Finally, here are my main takeaways from this year’s UNPUB.
- Chap Stick. I’ve talked about water and drinks before, but one thing I’m now noticing is that even when I drink enough, I’m talking all day, and my lips get chapped. It’s a problem that is easy and cheap to solve.
- Saturday is for heavier games, Sunday is for shorter games. From my unscientific survey, everyone (both designers and players) was pretty exhausted by Sunday. So get those heavier games out Saturday when people are fresher. Pick something shorter and lighter for Sunday. People will be more likely to jump into something that doesn’t require as much energy. And, it makes it easier because people leave on Sunday, if you have that one last game they can play for 20 minutes.
- Table presence is so important. There are lots of games in various stages of completion, and Table Presence can mean different things to different games. Size, color, artwork, polish of components goes a long way. But it goes beyond that, too. A tablecloth can make your game look even nicer. have good signage, including Sell Sheets, previous games (if you have them) to attract attention.
- Bring something new. Yes, sometimes you have that game you’ve been working on for a long time, and you really just need to put in front of a bunch of people and see a lot of playtests. But a lot of people (especially the other designers) go to these events again and again, and if you show the same game, you’re competing with lots of new things.
- And as a corollary, bring something to talk to publishers about. UNPUB isn’t really a pitching event, but if you have a chance, take it. If nothing else, you build your relationship with them, and that’s great professional development.
- Know *specifically* what you’re looking for. Players asked me what kind of feedback I wanted, and I didn’t have a good answer. I’m working on balance, but I didn’t think about how exactly to find out about balance.
- Talk to people.
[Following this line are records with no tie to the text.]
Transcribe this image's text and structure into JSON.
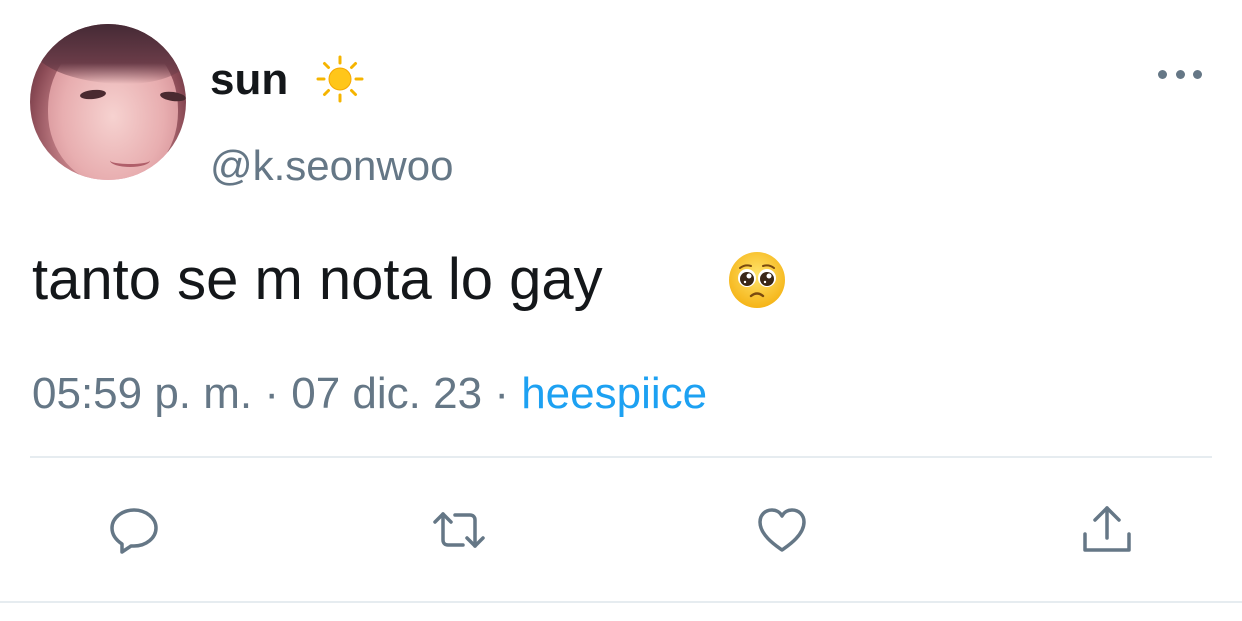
{
  "tweet": {
    "display_name": "sun",
    "name_emoji": "sun-icon",
    "handle": "@k.seonwoo",
    "text": "tanto se m nota lo gay",
    "text_emoji": "pleading-face-icon",
    "time": "05:59 p. m.",
    "date": "07 dic. 23",
    "separator": "·",
    "source": "heespiice"
  },
  "actions": {
    "reply": "reply-icon",
    "retweet": "retweet-icon",
    "like": "heart-icon",
    "share": "share-icon"
  },
  "colors": {
    "text": "#14171a",
    "secondary": "#657786",
    "accent": "#1da1f2",
    "divider": "#e6ecf0"
  }
}
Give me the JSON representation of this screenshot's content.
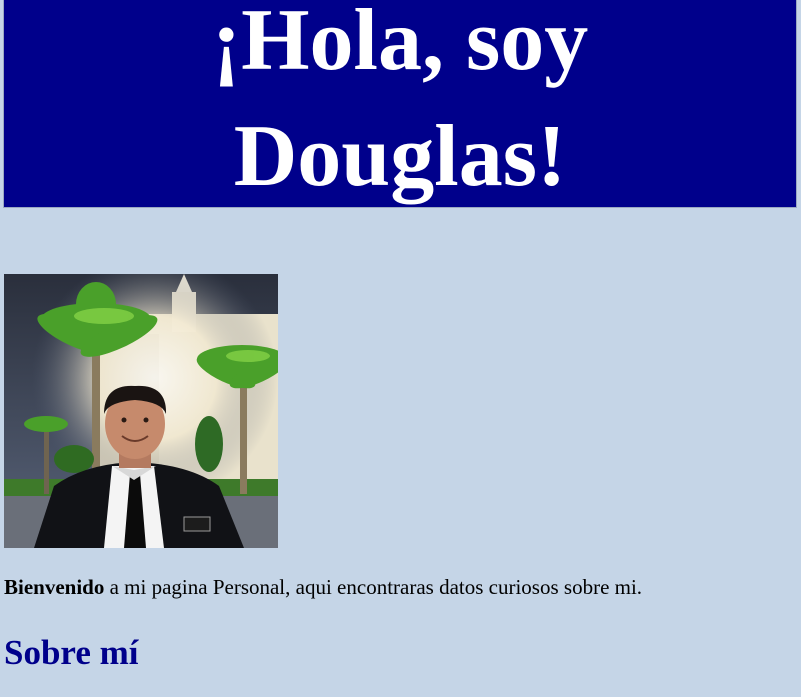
{
  "header": {
    "title": "¡Hola, soy Douglas!"
  },
  "profile_photo": {
    "alt": "Douglas frente a un templo con palmeras"
  },
  "intro": {
    "bold": "Bienvenido",
    "rest": " a mi pagina Personal, aqui encontraras datos curiosos sobre mi."
  },
  "sections": {
    "about_title": "Sobre mí"
  },
  "colors": {
    "banner_background": "#00008b",
    "page_background": "#c5d5e7",
    "heading_color": "#00008b"
  }
}
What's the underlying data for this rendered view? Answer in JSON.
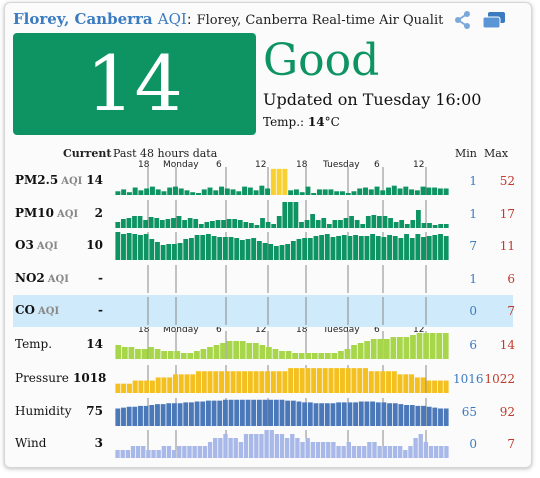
{
  "header": {
    "city": "Florey, Canberra",
    "aqi_word": "AQI",
    "colon": ":",
    "title": "Florey, Canberra Real-time Air Qualit"
  },
  "aqi": {
    "value": "14",
    "level": "Good",
    "updated": "Updated on Tuesday 16:00",
    "temp_label": "Temp.:",
    "temp_value": "14",
    "temp_unit": "°C",
    "color": "#0e9463"
  },
  "columns": {
    "current": "Current",
    "past": "Past 48 hours data",
    "min": "Min",
    "max": "Max"
  },
  "axis": {
    "labels": [
      "18",
      "Monday",
      "6",
      "12",
      "18",
      "Tuesday",
      "6",
      "12"
    ]
  },
  "rows": [
    {
      "name": "PM2.5",
      "unit": "AQI",
      "current": "14",
      "min": "1",
      "max": "52"
    },
    {
      "name": "PM10",
      "unit": "AQI",
      "current": "2",
      "min": "1",
      "max": "17"
    },
    {
      "name": "O3",
      "unit": "AQI",
      "current": "10",
      "min": "7",
      "max": "11"
    },
    {
      "name": "NO2",
      "unit": "AQI",
      "current": "-",
      "min": "1",
      "max": "6"
    },
    {
      "name": "CO",
      "unit": "AQI",
      "current": "-",
      "min": "0",
      "max": "7"
    },
    {
      "name": "Temp.",
      "unit": "",
      "current": "14",
      "min": "6",
      "max": "14"
    },
    {
      "name": "Pressure",
      "unit": "",
      "current": "1018",
      "min": "1016",
      "max": "1022"
    },
    {
      "name": "Humidity",
      "unit": "",
      "current": "75",
      "min": "65",
      "max": "92"
    },
    {
      "name": "Wind",
      "unit": "",
      "current": "3",
      "min": "0",
      "max": "7"
    }
  ],
  "series": {
    "pm25": [
      4,
      6,
      3,
      8,
      5,
      7,
      9,
      6,
      4,
      8,
      9,
      7,
      5,
      3,
      2,
      6,
      8,
      5,
      9,
      7,
      6,
      4,
      9,
      8,
      5,
      10,
      7,
      28,
      28,
      28,
      5,
      6,
      3,
      9,
      2,
      6,
      6,
      6,
      4,
      4,
      2,
      4,
      7,
      8,
      6,
      9,
      5,
      8,
      10,
      7,
      9,
      6,
      5,
      9,
      8,
      8,
      7,
      7
    ],
    "pm10": [
      6,
      9,
      10,
      12,
      12,
      8,
      11,
      10,
      8,
      9,
      10,
      12,
      8,
      10,
      9,
      4,
      6,
      7,
      8,
      8,
      9,
      9,
      8,
      6,
      5,
      3,
      10,
      6,
      4,
      12,
      26,
      26,
      26,
      6,
      8,
      14,
      8,
      10,
      4,
      8,
      8,
      10,
      12,
      8,
      4,
      12,
      13,
      12,
      12,
      10,
      6,
      8,
      4,
      8,
      18,
      5,
      5,
      3,
      4,
      4
    ],
    "o3": [
      28,
      26,
      27,
      26,
      25,
      26,
      21,
      18,
      15,
      16,
      16,
      17,
      21,
      22,
      25,
      25,
      26,
      24,
      23,
      23,
      23,
      22,
      20,
      21,
      22,
      19,
      17,
      16,
      14,
      15,
      16,
      19,
      21,
      22,
      22,
      24,
      25,
      26,
      23,
      24,
      25,
      24,
      25,
      24,
      24,
      26,
      24,
      23,
      25,
      24,
      22,
      26,
      22,
      26,
      23,
      24,
      25,
      26,
      24
    ],
    "temp": [
      7,
      6,
      6,
      5,
      5,
      6,
      5,
      4,
      4,
      4,
      3,
      3,
      4,
      5,
      6,
      7,
      8,
      9,
      9,
      9,
      8,
      8,
      7,
      6,
      5,
      4,
      4,
      3,
      3,
      3,
      3,
      3,
      3,
      3,
      4,
      5,
      7,
      8,
      9,
      10,
      10,
      10,
      11,
      11,
      11,
      12,
      13,
      13,
      13,
      13,
      13
    ],
    "pressure": [
      1017,
      1017,
      1017,
      1018,
      1018,
      1018,
      1018,
      1019,
      1019,
      1019,
      1020,
      1020,
      1020,
      1020,
      1021,
      1021,
      1021,
      1021,
      1021,
      1021,
      1021,
      1021,
      1021,
      1021,
      1021,
      1021,
      1021,
      1021,
      1021,
      1021,
      1022,
      1022,
      1022,
      1022,
      1022,
      1022,
      1022,
      1022,
      1022,
      1022,
      1022,
      1022,
      1022,
      1022,
      1021,
      1021,
      1021,
      1021,
      1021,
      1020,
      1020,
      1020,
      1019,
      1019,
      1018,
      1018,
      1018,
      1018
    ],
    "humidity": [
      80,
      81,
      82,
      82,
      83,
      83,
      84,
      85,
      85,
      86,
      86,
      86,
      87,
      87,
      88,
      88,
      89,
      89,
      89,
      90,
      90,
      90,
      90,
      90,
      90,
      90,
      90,
      90,
      90,
      90,
      89,
      89,
      88,
      87,
      87,
      86,
      86,
      86,
      86,
      87,
      87,
      87,
      87,
      88,
      88,
      88,
      87,
      87,
      86,
      86,
      85,
      84,
      84,
      83,
      83,
      82,
      81,
      80,
      80
    ],
    "wind": [
      2,
      2,
      2,
      3,
      3,
      3,
      2,
      2,
      2,
      3,
      3,
      2,
      3,
      3,
      3,
      3,
      3,
      3,
      4,
      5,
      5,
      6,
      5,
      5,
      4,
      6,
      6,
      6,
      6,
      7,
      7,
      6,
      6,
      5,
      6,
      5,
      4,
      5,
      4,
      4,
      4,
      4,
      4,
      3,
      3,
      4,
      3,
      3,
      3,
      4,
      4,
      3,
      3,
      3,
      3,
      3,
      2,
      3,
      5,
      6,
      4,
      3,
      3,
      3,
      3
    ]
  },
  "colors": {
    "pm": "#0e9463",
    "pm_highlight": "#f8d030",
    "temp": "#a8d64a",
    "pressure": "#f4c020",
    "humidity": "#4a78b8",
    "wind": "#a8b8e8",
    "co_highlight": "#cfeafa",
    "link": "#3b7bbf",
    "max": "#c0392b"
  }
}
Walk around. Be your own advocate. I’ve got a, shall we say, “subtle” style. Don’t be subtle. People want to play games. Like pizza toppings or ice cream, people don’t want to make the decision. So if you go up and talk to people, that gives them a reason to say yes.
Unpub 6 is coming up, and it’s time for me to gather the games I want to take. Besides the games, there’s something really important I need to take, and that’s Sell Sheets for each of the games I’m taking with me. I’m taking sell sheets for all of the games I’m going to play, even though I’m not planning on trying to pitch them all to publishers. There are several reasons behind that, and I want to share why I think they’re important, and how I create my sell sheets. Read the rest of this entry »
My reaction after my first Metatopia is simple. If I had known what I was missing, I would have started going years ago
I was only there for about 28 hours, but I feel like those 28 hours were as productive as twice that amount of my own time. Over the course of the weekend, I was able to play two prototypes from other designers that I was really looking forward to playing. I also got to play a number of small prototypes from friends that I wasn’t expecting to play, outside the scheduled testing times. The weekend was so productive that it took me several days to write up some feedback and send it to people, which is why I’m only getting around to posting this a week later. And of course, I had some playtests of my own games, and came back from Metatopia with one more game than I had when I arrived.